◆ Exercise instructions ◆
Output the records exactly as they appear, with no pictures included.

◆ Exercise input ◆
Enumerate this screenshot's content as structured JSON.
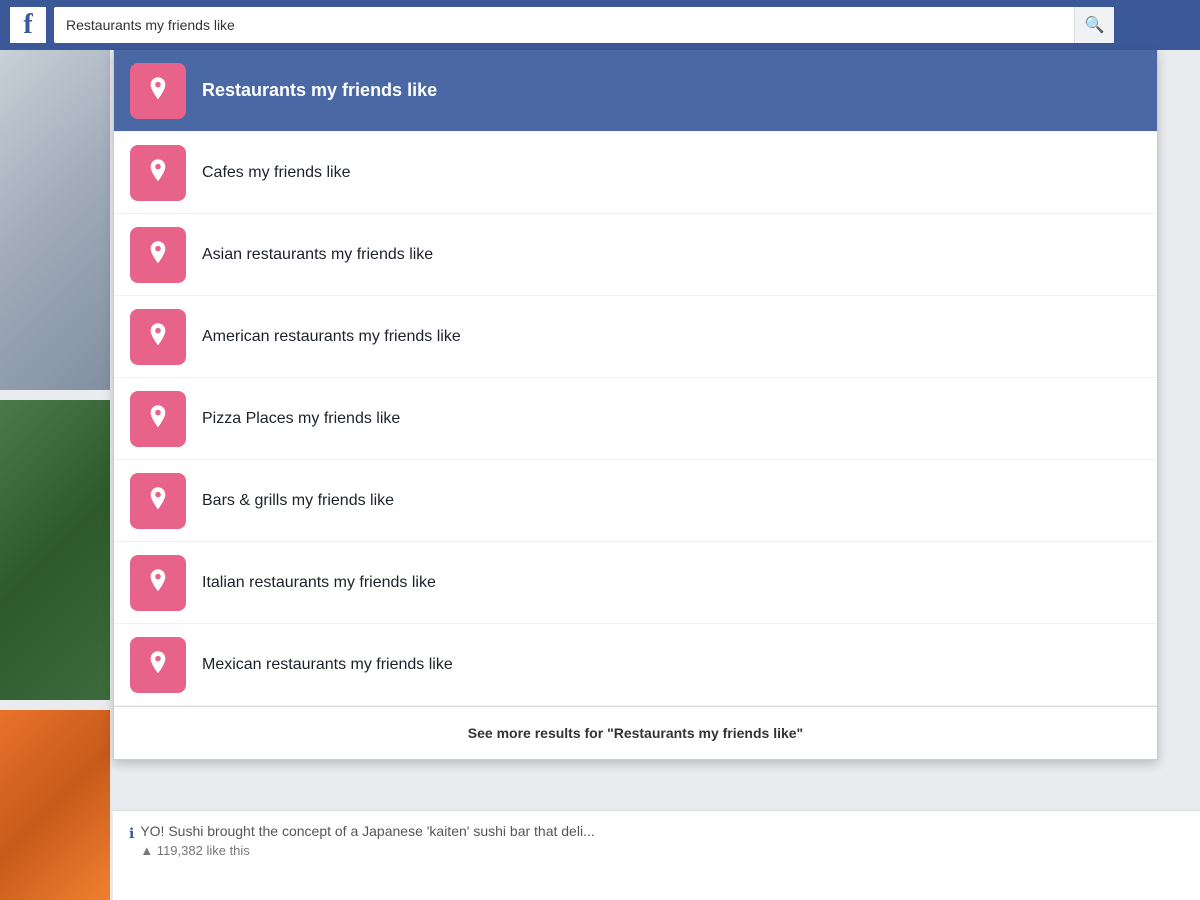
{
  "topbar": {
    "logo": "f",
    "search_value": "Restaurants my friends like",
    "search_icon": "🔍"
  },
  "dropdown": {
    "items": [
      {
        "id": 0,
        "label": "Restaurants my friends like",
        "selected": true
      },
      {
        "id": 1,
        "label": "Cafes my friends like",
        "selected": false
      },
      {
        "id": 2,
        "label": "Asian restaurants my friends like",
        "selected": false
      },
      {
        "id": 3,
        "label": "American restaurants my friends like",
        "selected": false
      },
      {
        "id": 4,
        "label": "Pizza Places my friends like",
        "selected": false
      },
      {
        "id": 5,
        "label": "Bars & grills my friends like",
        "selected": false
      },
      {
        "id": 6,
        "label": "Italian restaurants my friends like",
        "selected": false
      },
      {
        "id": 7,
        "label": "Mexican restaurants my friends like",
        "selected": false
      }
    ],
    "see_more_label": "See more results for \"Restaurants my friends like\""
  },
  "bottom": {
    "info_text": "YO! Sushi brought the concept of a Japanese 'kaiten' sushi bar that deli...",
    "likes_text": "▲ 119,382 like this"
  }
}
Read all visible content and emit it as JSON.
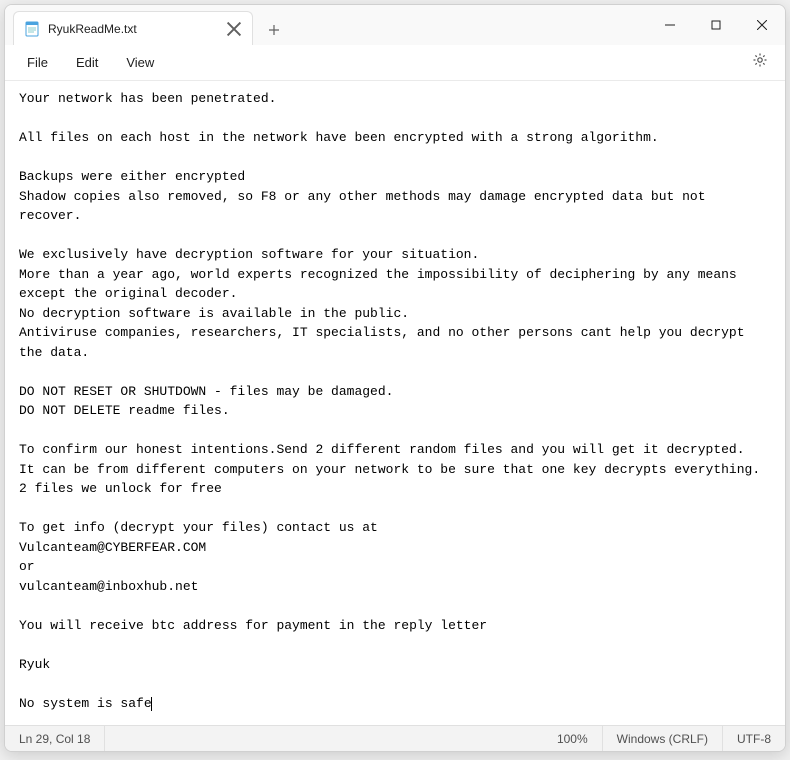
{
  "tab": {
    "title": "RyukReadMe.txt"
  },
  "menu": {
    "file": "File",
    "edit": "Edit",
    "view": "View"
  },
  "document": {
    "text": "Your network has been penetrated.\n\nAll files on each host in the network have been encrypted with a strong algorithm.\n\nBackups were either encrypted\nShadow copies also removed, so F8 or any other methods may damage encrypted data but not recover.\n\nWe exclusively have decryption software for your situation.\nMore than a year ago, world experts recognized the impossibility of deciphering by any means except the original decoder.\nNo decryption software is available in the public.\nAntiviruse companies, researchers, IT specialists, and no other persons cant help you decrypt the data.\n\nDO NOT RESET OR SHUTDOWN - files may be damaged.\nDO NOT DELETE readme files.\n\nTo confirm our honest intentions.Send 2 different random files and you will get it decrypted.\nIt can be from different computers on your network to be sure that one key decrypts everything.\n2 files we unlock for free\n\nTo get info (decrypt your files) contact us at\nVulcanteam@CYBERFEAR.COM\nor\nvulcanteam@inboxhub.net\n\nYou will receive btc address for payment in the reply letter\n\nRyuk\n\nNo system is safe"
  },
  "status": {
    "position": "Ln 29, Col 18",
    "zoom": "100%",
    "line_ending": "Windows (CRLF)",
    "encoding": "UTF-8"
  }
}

◆ Output of the exercise ◆
Enumerate this screenshot's content as structured JSON.
{
  "topbar": {
    "logo": "f",
    "search_value": "Restaurants my friends like",
    "search_icon": "🔍"
  },
  "dropdown": {
    "items": [
      {
        "id": 0,
        "label": "Restaurants my friends like",
        "selected": true
      },
      {
        "id": 1,
        "label": "Cafes my friends like",
        "selected": false
      },
      {
        "id": 2,
        "label": "Asian restaurants my friends like",
        "selected": false
      },
      {
        "id": 3,
        "label": "American restaurants my friends like",
        "selected": false
      },
      {
        "id": 4,
        "label": "Pizza Places my friends like",
        "selected": false
      },
      {
        "id": 5,
        "label": "Bars & grills my friends like",
        "selected": false
      },
      {
        "id": 6,
        "label": "Italian restaurants my friends like",
        "selected": false
      },
      {
        "id": 7,
        "label": "Mexican restaurants my friends like",
        "selected": false
      }
    ],
    "see_more_label": "See more results for \"Restaurants my friends like\""
  },
  "bottom": {
    "info_text": "YO! Sushi brought the concept of a Japanese 'kaiten' sushi bar that deli...",
    "likes_text": "▲ 119,382 like this"
  }
}
Read all visible content and emit it as JSON.
{
  "tab": {
    "title": "RyukReadMe.txt"
  },
  "menu": {
    "file": "File",
    "edit": "Edit",
    "view": "View"
  },
  "document": {
    "text": "Your network has been penetrated.\n\nAll files on each host in the network have been encrypted with a strong algorithm.\n\nBackups were either encrypted\nShadow copies also removed, so F8 or any other methods may damage encrypted data but not recover.\n\nWe exclusively have decryption software for your situation.\nMore than a year ago, world experts recognized the impossibility of deciphering by any means except the original decoder.\nNo decryption software is available in the public.\nAntiviruse companies, researchers, IT specialists, and no other persons cant help you decrypt the data.\n\nDO NOT RESET OR SHUTDOWN - files may be damaged.\nDO NOT DELETE readme files.\n\nTo confirm our honest intentions.Send 2 different random files and you will get it decrypted.\nIt can be from different computers on your network to be sure that one key decrypts everything.\n2 files we unlock for free\n\nTo get info (decrypt your files) contact us at\nVulcanteam@CYBERFEAR.COM\nor\nvulcanteam@inboxhub.net\n\nYou will receive btc address for payment in the reply letter\n\nRyuk\n\nNo system is safe"
  },
  "status": {
    "position": "Ln 29, Col 18",
    "zoom": "100%",
    "line_ending": "Windows (CRLF)",
    "encoding": "UTF-8"
  }
}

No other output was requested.